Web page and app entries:
------------------------------------------------

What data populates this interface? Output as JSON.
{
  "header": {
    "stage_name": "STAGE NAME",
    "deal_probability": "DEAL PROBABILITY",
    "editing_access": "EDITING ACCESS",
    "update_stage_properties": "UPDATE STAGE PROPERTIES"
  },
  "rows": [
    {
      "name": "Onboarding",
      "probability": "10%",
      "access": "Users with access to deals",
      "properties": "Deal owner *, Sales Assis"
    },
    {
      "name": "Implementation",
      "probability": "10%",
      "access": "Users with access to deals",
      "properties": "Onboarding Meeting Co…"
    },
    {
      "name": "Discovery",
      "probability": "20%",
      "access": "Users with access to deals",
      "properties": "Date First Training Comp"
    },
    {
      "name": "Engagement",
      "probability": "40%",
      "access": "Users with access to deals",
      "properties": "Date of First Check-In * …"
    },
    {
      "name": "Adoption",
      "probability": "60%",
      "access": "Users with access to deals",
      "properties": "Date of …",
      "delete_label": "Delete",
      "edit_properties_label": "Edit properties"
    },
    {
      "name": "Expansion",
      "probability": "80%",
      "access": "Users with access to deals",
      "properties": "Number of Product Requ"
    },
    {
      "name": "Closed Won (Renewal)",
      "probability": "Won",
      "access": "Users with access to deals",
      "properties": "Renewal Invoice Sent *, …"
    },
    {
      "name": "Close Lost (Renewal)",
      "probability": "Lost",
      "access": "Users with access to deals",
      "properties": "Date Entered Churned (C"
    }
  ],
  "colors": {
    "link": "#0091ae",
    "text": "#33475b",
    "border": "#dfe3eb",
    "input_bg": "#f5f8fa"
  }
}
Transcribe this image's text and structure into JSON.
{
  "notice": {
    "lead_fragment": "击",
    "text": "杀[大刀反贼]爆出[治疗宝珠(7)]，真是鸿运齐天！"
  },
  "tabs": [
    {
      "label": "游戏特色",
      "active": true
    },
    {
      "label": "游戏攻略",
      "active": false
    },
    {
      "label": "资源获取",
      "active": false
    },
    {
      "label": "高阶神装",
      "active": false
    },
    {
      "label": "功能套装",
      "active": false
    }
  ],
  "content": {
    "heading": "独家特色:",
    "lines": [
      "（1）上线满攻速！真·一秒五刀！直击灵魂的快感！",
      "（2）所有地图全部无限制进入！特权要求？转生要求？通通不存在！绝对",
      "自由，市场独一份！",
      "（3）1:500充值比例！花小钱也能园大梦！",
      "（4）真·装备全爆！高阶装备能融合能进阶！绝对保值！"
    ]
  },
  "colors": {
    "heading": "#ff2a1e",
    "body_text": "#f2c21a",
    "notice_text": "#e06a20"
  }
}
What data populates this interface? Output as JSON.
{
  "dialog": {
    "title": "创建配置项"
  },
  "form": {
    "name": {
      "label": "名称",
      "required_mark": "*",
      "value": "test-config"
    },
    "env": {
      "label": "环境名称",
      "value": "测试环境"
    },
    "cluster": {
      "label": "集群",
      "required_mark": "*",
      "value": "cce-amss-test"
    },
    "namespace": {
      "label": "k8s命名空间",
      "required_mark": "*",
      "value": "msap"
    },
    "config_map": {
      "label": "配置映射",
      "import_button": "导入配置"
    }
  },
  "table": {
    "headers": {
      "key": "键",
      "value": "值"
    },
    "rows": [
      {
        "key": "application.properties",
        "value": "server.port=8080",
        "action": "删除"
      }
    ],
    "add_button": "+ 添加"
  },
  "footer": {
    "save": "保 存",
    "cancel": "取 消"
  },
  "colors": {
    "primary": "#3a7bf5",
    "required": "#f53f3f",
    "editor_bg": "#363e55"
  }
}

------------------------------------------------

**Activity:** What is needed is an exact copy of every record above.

**Solution below:**
What data populates this interface? Output as JSON.
{
  "header": {
    "stage_name": "STAGE NAME",
    "deal_probability": "DEAL PROBABILITY",
    "editing_access": "EDITING ACCESS",
    "update_stage_properties": "UPDATE STAGE PROPERTIES"
  },
  "rows": [
    {
      "name": "Onboarding",
      "probability": "10%",
      "access": "Users with access to deals",
      "properties": "Deal owner *, Sales Assis"
    },
    {
      "name": "Implementation",
      "probability": "10%",
      "access": "Users with access to deals",
      "properties": "Onboarding Meeting Co…"
    },
    {
      "name": "Discovery",
      "probability": "20%",
      "access": "Users with access to deals",
      "properties": "Date First Training Comp"
    },
    {
      "name": "Engagement",
      "probability": "40%",
      "access": "Users with access to deals",
      "properties": "Date of First Check-In * …"
    },
    {
      "name": "Adoption",
      "probability": "60%",
      "access": "Users with access to deals",
      "properties": "Date of …",
      "delete_label": "Delete",
      "edit_properties_label": "Edit properties"
    },
    {
      "name": "Expansion",
      "probability": "80%",
      "access": "Users with access to deals",
      "properties": "Number of Product Requ"
    },
    {
      "name": "Closed Won (Renewal)",
      "probability": "Won",
      "access": "Users with access to deals",
      "properties": "Renewal Invoice Sent *, …"
    },
    {
      "name": "Close Lost (Renewal)",
      "probability": "Lost",
      "access": "Users with access to deals",
      "properties": "Date Entered Churned (C"
    }
  ],
  "colors": {
    "link": "#0091ae",
    "text": "#33475b",
    "border": "#dfe3eb",
    "input_bg": "#f5f8fa"
  }
}
Transcribe this image's text and structure into JSON.
{
  "notice": {
    "lead_fragment": "击",
    "text": "杀[大刀反贼]爆出[治疗宝珠(7)]，真是鸿运齐天！"
  },
  "tabs": [
    {
      "label": "游戏特色",
      "active": true
    },
    {
      "label": "游戏攻略",
      "active": false
    },
    {
      "label": "资源获取",
      "active": false
    },
    {
      "label": "高阶神装",
      "active": false
    },
    {
      "label": "功能套装",
      "active": false
    }
  ],
  "content": {
    "heading": "独家特色:",
    "lines": [
      "（1）上线满攻速！真·一秒五刀！直击灵魂的快感！",
      "（2）所有地图全部无限制进入！特权要求？转生要求？通通不存在！绝对",
      "自由，市场独一份！",
      "（3）1:500充值比例！花小钱也能园大梦！",
      "（4）真·装备全爆！高阶装备能融合能进阶！绝对保值！"
    ]
  },
  "colors": {
    "heading": "#ff2a1e",
    "body_text": "#f2c21a",
    "notice_text": "#e06a20"
  }
}
What data populates this interface? Output as JSON.
{
  "dialog": {
    "title": "创建配置项"
  },
  "form": {
    "name": {
      "label": "名称",
      "required_mark": "*",
      "value": "test-config"
    },
    "env": {
      "label": "环境名称",
      "value": "测试环境"
    },
    "cluster": {
      "label": "集群",
      "required_mark": "*",
      "value": "cce-amss-test"
    },
    "namespace": {
      "label": "k8s命名空间",
      "required_mark": "*",
      "value": "msap"
    },
    "config_map": {
      "label": "配置映射",
      "import_button": "导入配置"
    }
  },
  "table": {
    "headers": {
      "key": "键",
      "value": "值"
    },
    "rows": [
      {
        "key": "application.properties",
        "value": "server.port=8080",
        "action": "删除"
      }
    ],
    "add_button": "+ 添加"
  },
  "footer": {
    "save": "保 存",
    "cancel": "取 消"
  },
  "colors": {
    "primary": "#3a7bf5",
    "required": "#f53f3f",
    "editor_bg": "#363e55"
  }
}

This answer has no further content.